◆ Work to be completed ◆
Scan the entries below and report only how many lines contain "parental".

◆ Data shown ◆
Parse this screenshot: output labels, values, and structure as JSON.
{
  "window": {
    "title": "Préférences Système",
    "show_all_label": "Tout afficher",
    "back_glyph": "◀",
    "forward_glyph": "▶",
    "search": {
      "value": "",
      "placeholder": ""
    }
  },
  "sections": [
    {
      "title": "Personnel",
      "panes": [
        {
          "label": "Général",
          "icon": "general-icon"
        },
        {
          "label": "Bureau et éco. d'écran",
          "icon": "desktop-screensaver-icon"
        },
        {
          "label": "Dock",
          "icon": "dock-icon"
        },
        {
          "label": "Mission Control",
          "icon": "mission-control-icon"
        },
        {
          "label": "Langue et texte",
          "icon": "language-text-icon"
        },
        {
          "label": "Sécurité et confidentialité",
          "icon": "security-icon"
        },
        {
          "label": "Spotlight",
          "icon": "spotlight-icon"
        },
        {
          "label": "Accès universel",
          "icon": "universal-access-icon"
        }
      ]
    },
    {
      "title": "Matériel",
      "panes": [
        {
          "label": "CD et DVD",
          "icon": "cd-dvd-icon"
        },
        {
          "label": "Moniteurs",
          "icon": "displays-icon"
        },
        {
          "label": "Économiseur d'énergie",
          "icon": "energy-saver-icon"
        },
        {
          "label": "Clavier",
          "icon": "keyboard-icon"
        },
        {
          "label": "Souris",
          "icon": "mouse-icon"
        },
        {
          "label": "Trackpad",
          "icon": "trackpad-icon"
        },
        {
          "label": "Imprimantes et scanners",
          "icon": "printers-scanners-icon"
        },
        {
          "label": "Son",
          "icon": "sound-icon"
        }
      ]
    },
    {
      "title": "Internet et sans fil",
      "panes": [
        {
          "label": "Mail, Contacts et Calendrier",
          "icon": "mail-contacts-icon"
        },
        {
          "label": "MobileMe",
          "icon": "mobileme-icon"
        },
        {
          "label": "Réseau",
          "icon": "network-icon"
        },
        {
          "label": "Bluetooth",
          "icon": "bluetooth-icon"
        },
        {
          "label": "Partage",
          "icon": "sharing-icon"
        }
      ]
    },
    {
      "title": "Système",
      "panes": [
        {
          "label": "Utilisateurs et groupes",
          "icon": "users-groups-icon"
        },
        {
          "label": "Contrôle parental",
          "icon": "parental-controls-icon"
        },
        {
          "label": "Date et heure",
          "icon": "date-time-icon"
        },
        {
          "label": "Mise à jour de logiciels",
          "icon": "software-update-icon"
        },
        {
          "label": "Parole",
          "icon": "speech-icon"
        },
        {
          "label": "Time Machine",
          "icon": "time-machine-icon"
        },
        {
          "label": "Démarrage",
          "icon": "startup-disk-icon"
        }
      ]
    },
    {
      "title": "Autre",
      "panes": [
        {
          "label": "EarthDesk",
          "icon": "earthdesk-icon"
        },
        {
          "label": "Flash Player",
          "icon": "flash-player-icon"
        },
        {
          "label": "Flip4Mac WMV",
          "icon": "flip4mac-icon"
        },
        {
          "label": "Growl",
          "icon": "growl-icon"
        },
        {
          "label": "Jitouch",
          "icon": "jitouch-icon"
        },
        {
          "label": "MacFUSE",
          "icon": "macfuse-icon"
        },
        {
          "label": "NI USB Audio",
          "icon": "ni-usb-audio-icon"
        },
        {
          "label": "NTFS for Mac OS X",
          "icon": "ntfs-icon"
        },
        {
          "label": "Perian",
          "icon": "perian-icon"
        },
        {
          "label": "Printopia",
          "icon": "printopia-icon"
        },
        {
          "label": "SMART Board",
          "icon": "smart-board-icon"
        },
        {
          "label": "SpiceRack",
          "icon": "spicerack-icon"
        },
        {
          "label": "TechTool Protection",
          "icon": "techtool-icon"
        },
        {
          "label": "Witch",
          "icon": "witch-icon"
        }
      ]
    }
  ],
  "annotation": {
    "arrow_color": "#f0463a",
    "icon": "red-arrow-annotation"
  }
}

◆ Task solution ◆
2